September 19, 2014 -- Updated 1922 GMT (0322 HKT)
No matter how much planning has gone into U.S. military plans to counter the Islamic State in Iraq and Syria, the Arab public isn't convinced that anything will change, says Geneive Abdo
September 19, 2014 -- Updated 1544 GMT (2344 HKT)
President Obama's strategy for destroying ISIS seems to depend on a volley of air strikes. That won't be enough, says Haider Mullick.
September 19, 2014 -- Updated 1303 GMT (2103 HKT)
Paul Begala says Hillary Clinton has plenty of good reasons not to jump into the 2016 race now
September 19, 2014 -- Updated 1501 GMT (2301 HKT)
Scotland decided to trust its 16-year-olds to vote in the biggest question in its history. Americans, in contrast, don't even trust theirs to help pick the county sheriff. Who's right?
September 19, 2014 -- Updated 0157 GMT (0957 HKT)
Ruben Navarrette says spanking is an acceptable form of disciplining a child, as long as you follow the rules.
September 19, 2014 -- Updated 1547 GMT (2347 HKT)
Frida Ghitis says the foiled Australian plot shows ISIS is working diligently to taunt the U.S. and its allies.
September 19, 2014 -- Updated 1958 GMT (0358 HKT)
Young U.S. voters by and large just do not see the midterm elections offering legitimate choices because, in their eyes, Congress has proven to be largely ineffectual, and worse uncaring, argues John Della Volpe
September 19, 2014 -- Updated 0158 GMT (0958 HKT)
Steven Holmes says spanking, a practice that is ingrained in our culture, accomplishes nothing positive and causes harm.
September 18, 2014 -- Updated 1831 GMT (0231 HKT)
Sally Kohn says America tried "Cowboy Adventurism" as a foreign policy strategy; it failed. So why try it again?
September 18, 2014 -- Updated 1427 GMT (2227 HKT)
Van Jones says the video of John Crawford III, who was shot by a police officer in Walmart, should be released.
September 18, 2014 -- Updated 1448 GMT (2248 HKT)
NASA will need to embrace new entrants and promote a lot more competition in future, argues Newt Gingrich.
September 16, 2014 -- Updated 2315 GMT (0715 HKT)
If U.S. wants to see real change in Iraq and Syria, it will have to empower moderate forces, says Fouad Siniora.
September 18, 2014 -- Updated 0034 GMT (0834 HKT)
Mark O'Mara says there are basic rules to follow when interacting with law enforcement: respect their authority.
September 16, 2014 -- Updated 1305 GMT (2105 HKT)
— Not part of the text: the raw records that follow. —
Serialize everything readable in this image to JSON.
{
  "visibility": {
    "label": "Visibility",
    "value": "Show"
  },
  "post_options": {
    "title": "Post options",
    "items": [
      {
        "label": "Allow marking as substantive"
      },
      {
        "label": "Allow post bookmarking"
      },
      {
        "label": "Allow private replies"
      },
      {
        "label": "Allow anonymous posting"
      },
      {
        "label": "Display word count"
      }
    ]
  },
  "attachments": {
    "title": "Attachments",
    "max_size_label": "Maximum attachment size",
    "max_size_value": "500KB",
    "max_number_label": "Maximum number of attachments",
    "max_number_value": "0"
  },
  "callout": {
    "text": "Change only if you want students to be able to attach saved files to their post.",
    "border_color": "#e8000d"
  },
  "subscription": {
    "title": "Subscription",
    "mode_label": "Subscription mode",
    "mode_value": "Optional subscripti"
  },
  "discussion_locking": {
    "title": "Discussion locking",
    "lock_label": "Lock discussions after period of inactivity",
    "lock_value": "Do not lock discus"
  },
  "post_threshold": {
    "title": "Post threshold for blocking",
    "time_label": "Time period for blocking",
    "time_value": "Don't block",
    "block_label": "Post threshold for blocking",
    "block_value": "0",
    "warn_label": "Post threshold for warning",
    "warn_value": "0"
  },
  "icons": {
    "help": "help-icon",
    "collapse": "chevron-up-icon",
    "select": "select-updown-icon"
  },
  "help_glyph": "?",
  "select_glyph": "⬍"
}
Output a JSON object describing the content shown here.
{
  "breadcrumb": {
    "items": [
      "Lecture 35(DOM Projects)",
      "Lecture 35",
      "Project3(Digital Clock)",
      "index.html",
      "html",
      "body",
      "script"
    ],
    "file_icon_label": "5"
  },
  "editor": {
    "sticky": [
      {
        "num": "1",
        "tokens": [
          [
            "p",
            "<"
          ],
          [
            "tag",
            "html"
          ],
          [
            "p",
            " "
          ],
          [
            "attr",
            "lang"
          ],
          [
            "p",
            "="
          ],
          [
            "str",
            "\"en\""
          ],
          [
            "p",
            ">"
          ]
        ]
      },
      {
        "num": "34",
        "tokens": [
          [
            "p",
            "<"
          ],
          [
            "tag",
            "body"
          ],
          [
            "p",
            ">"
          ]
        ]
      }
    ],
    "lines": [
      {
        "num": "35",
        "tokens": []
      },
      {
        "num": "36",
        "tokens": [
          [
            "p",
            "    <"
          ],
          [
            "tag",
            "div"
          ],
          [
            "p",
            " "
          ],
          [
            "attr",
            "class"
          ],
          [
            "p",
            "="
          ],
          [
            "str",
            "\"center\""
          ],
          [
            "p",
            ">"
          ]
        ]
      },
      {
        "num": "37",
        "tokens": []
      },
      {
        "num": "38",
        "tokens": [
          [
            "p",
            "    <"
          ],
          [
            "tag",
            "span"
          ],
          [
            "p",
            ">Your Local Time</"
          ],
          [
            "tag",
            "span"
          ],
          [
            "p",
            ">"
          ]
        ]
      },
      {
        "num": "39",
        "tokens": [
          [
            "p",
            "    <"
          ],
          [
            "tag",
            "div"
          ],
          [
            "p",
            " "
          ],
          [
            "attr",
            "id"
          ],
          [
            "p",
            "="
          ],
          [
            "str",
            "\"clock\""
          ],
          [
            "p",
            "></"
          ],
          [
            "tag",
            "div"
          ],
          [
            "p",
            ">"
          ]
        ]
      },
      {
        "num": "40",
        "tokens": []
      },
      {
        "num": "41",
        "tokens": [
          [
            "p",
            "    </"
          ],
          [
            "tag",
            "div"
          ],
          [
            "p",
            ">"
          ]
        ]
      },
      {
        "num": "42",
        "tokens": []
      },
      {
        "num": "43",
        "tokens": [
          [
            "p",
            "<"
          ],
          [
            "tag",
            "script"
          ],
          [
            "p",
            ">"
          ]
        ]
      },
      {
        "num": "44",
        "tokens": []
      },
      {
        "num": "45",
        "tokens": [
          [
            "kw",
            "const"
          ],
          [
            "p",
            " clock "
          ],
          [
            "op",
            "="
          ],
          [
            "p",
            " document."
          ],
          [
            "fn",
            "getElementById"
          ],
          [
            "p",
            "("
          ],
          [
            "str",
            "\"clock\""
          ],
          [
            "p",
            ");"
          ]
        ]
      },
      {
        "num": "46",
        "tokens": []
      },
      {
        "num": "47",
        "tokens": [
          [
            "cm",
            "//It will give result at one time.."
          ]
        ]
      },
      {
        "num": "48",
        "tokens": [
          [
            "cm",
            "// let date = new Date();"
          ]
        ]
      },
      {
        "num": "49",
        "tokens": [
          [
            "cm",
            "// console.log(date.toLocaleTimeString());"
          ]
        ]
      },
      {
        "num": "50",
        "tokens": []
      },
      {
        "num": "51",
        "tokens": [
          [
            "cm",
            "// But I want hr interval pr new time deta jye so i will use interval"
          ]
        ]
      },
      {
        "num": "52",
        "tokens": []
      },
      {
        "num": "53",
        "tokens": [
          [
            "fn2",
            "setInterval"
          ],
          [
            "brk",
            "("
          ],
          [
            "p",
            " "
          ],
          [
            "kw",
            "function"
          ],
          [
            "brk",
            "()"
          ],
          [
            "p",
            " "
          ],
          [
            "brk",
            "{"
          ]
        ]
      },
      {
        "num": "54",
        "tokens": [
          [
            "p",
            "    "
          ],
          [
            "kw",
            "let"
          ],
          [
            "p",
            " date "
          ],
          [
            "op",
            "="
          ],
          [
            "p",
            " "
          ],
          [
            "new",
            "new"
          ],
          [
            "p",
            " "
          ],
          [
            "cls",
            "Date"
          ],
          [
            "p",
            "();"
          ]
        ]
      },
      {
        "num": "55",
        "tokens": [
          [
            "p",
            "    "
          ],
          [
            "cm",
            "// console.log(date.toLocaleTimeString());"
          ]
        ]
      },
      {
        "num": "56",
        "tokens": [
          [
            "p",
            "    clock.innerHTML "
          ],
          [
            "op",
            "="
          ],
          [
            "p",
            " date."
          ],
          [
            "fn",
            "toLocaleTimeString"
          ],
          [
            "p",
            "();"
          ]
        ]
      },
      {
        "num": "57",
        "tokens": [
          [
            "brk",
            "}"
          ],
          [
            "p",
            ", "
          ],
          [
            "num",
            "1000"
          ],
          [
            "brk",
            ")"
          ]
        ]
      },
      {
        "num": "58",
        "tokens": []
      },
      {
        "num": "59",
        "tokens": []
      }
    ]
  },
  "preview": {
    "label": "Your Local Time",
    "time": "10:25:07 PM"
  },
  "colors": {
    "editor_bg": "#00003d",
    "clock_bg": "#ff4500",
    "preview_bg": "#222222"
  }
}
LZ Granderson says Congress has rebuked the NFL on domestic violence issue, but why not a federal judge?
September 16, 2014 -- Updated 1149 GMT (1949 HKT)
Mel Robbins says the only person you can legally hit in the United States is a child. That's wrong.
September 15, 2014 -- Updated 1723 GMT (0123 HKT)
Eric Liu says seeing many friends fight so hard for same-sex marriage rights made him appreciate marriage.
ADVERTISEMENT